Task instructions: Scan the data below for the string "Главное". Show every line where it turns up.

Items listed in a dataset

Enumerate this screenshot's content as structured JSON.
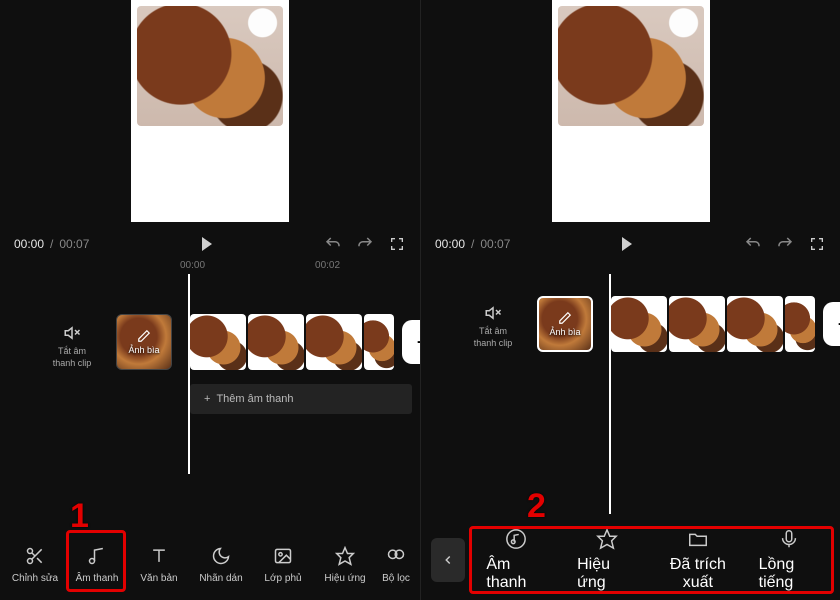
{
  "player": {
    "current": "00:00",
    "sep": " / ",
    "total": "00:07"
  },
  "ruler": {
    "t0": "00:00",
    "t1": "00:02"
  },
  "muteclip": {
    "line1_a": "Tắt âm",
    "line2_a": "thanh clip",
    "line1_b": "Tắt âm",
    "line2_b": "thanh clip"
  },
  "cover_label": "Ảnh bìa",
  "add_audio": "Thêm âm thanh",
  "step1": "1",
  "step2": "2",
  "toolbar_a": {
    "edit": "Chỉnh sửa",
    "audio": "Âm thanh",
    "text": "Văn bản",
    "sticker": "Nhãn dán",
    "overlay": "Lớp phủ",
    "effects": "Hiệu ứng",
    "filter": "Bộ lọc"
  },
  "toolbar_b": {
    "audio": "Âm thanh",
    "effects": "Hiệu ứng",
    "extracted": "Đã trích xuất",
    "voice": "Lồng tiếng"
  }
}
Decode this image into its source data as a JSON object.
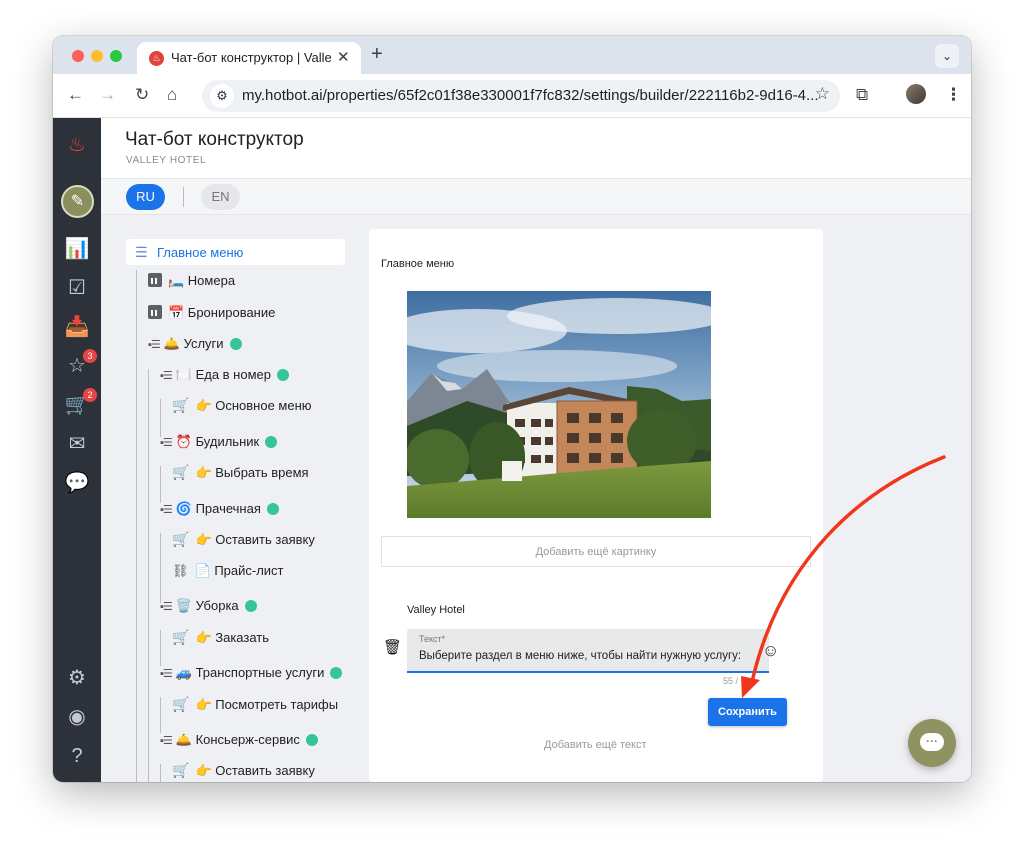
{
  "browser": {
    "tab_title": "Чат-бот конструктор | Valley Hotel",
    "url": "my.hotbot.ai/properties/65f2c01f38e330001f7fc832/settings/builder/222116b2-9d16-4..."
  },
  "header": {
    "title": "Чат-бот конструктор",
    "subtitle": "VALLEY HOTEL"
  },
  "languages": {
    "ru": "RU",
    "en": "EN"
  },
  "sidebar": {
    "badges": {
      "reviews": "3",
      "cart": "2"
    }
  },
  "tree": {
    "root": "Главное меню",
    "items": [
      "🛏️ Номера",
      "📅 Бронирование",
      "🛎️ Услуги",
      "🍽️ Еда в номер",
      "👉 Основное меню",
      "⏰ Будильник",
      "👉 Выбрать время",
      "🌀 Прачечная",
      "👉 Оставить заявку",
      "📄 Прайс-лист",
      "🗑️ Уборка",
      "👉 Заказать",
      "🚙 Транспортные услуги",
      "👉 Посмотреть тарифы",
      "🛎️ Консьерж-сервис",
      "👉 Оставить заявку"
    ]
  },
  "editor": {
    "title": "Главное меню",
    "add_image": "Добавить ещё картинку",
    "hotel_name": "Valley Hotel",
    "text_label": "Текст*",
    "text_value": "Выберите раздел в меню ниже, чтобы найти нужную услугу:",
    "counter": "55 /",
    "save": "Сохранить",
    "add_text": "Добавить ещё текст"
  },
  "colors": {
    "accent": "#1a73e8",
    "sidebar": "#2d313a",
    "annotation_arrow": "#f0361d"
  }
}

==

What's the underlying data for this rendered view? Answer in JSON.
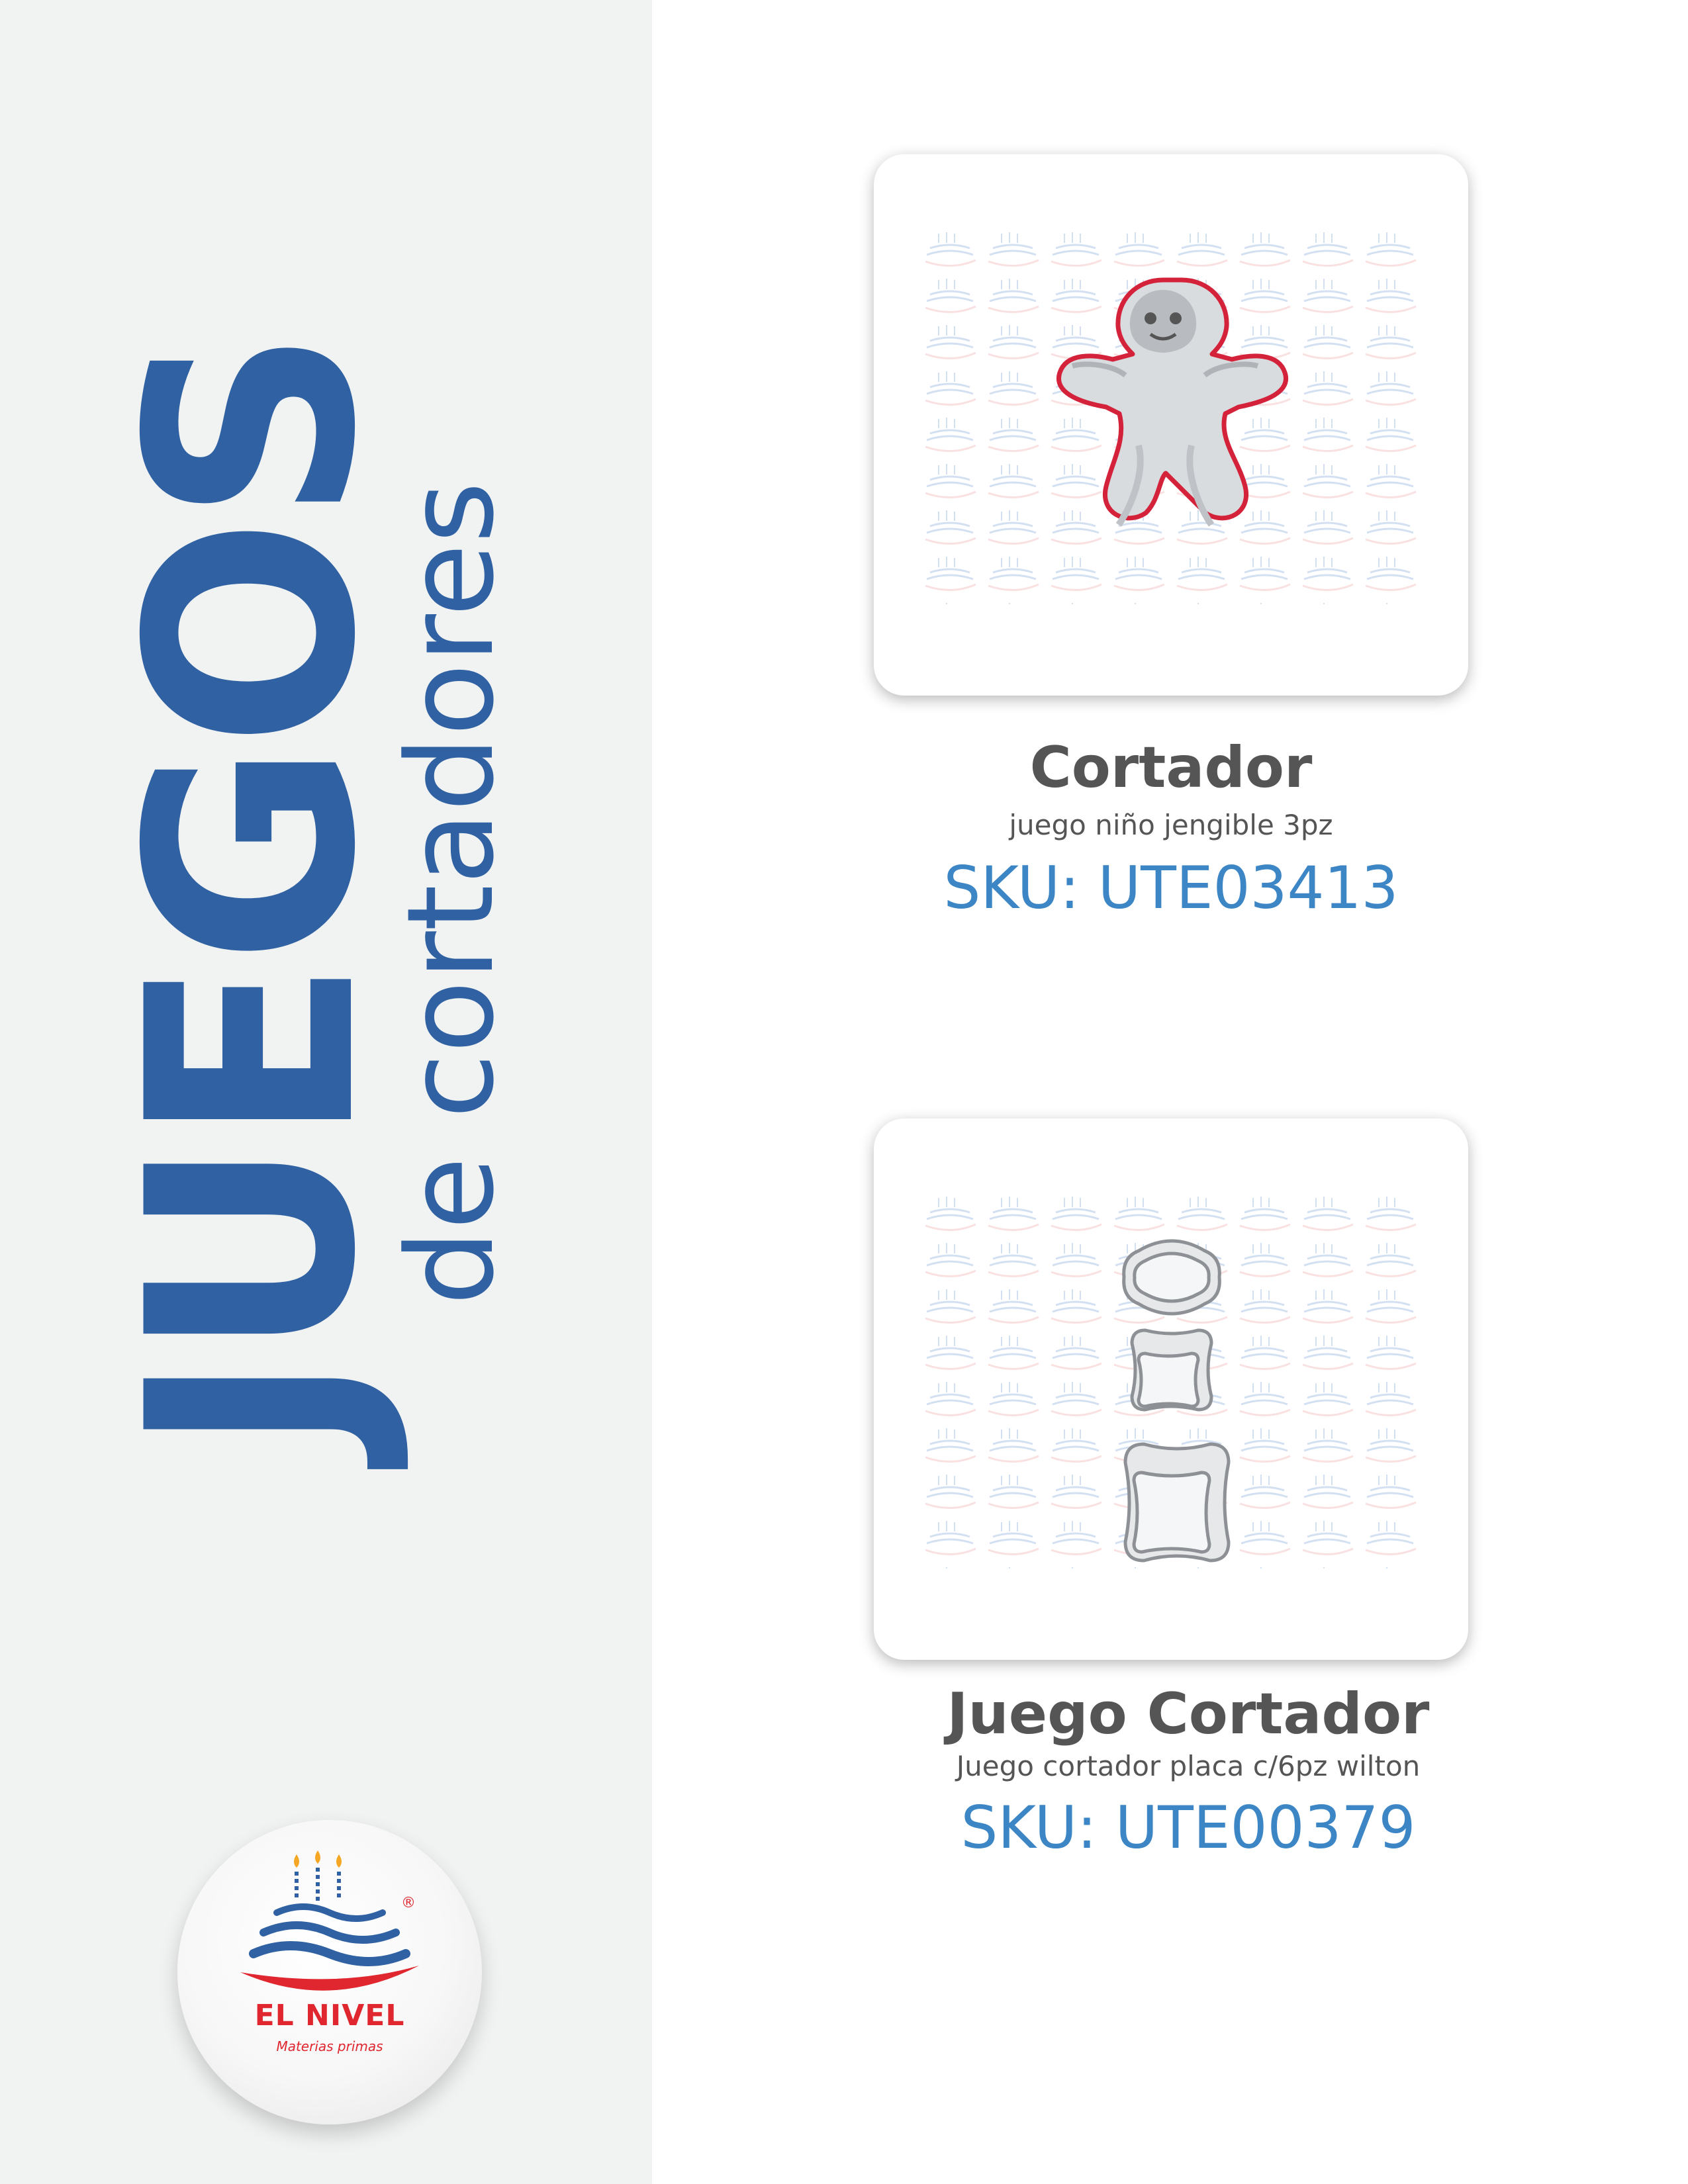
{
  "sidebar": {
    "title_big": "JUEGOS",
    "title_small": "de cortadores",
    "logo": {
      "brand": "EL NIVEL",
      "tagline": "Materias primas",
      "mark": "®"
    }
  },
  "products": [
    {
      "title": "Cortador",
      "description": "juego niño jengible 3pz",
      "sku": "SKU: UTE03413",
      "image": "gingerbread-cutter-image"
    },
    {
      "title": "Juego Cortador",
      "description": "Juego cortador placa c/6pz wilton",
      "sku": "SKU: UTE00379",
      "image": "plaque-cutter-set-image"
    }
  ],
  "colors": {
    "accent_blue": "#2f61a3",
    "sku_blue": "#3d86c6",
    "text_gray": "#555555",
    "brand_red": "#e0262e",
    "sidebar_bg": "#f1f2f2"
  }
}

Response for this exercise:
    "root": "Главное меню",
    "title": "Главное меню",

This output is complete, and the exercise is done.